The introduction of the bill has prompted Palm Beach County Commissioner Burt Aaronson to stop his ballot campaign to force Florida voters to pay for embryonic stem cell research.
"We believe it is good government to enact a law funding this research, rather than having to amend the Florida Constitution to do so," Aaronson said at a press conference to announced the bill. "We support the Florida Legislature taking this up in March 2006 and we encourage that this legislation be passed."
Aaronson had wanted $200 million over 10 years compared to the $150 million pricetag in Klein’s measure.
However, should the measure fail in the state legislature or, just as likely, be vetoed by pro-life Florida Gov. Jen Bush, who opposes the destructive research, Aaronson said he would resume collecting signatures and shoot for getting the proposal on the ballot in 2008.
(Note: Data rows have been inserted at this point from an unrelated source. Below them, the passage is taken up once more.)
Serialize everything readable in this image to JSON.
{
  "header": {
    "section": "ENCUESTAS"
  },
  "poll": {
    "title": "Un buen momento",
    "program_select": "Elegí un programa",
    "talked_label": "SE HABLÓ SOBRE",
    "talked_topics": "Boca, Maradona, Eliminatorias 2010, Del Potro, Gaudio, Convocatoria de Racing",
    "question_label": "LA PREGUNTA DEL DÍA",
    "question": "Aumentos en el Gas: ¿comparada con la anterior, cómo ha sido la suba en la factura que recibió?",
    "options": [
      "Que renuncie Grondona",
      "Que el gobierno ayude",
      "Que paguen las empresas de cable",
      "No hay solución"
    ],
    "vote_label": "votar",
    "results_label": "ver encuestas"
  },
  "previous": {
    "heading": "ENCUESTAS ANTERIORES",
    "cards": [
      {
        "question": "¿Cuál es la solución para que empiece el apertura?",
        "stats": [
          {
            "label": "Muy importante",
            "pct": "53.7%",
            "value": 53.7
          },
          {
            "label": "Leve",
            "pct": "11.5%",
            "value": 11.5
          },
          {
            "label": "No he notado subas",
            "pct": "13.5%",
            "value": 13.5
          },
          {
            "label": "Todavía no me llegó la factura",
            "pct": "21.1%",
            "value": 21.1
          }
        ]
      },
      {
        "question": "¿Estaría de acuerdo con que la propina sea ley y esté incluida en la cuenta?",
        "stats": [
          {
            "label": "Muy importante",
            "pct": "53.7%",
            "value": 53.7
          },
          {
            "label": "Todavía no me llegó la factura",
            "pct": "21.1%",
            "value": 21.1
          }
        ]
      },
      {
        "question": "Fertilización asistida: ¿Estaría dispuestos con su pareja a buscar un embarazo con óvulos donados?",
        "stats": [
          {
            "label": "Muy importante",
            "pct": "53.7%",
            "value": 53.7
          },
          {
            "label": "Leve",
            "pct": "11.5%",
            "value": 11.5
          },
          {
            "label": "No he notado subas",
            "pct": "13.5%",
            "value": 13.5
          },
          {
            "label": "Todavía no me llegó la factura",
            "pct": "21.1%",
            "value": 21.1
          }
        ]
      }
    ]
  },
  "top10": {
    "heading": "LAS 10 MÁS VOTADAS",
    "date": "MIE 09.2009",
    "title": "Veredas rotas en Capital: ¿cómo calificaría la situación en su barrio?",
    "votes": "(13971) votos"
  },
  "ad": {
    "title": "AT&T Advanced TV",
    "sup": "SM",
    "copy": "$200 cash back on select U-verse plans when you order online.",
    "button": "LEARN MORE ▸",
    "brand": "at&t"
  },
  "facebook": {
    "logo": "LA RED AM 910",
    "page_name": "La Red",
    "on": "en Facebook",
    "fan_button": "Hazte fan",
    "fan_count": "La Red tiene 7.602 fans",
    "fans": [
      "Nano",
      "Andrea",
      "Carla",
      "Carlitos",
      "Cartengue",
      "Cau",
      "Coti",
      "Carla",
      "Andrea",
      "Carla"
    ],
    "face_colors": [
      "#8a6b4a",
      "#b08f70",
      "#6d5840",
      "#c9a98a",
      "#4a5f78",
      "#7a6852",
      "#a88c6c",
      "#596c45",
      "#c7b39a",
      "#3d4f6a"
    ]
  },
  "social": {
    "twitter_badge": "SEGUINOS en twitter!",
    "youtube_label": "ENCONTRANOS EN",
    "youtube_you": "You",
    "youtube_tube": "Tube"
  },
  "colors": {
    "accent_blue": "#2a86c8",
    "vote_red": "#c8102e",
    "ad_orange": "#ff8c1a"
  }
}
In attempting to avoid the conflict of interest problems in California’s Proposition 71, Klein’s bill would create two seven-member advisory boards within the Florida Department of Health that would make decisions about when and where to disburse the funds.
Susan Cutaia, a Boca Raton businesswoman, is leading up an effort to gather signatures for a constitutional amendment to appear on the November 2006 ballot that would prohibit using state funds for embryonic stem cell research. Pro-life groups say her proposal becomes more important in light of Klein’s legislation.
In August, Bush told the Associated Press that he continues to oppose embryonic stem cell research and taxpayer funding for it because it involves killing human embryos, unique human beings.
”I don’t believe the state should be providing funding for that type of activity,” Bush said. "I think it’s a false hope in a lot of ways. But more importantly, it’s the encouraging of the creation of life to take life.”
Towson Fraser, a spokesman for House Speaker Allan Bense, a Republican, said he would strongly oppose spending state money for the unproven research, which has yet to cure any patients.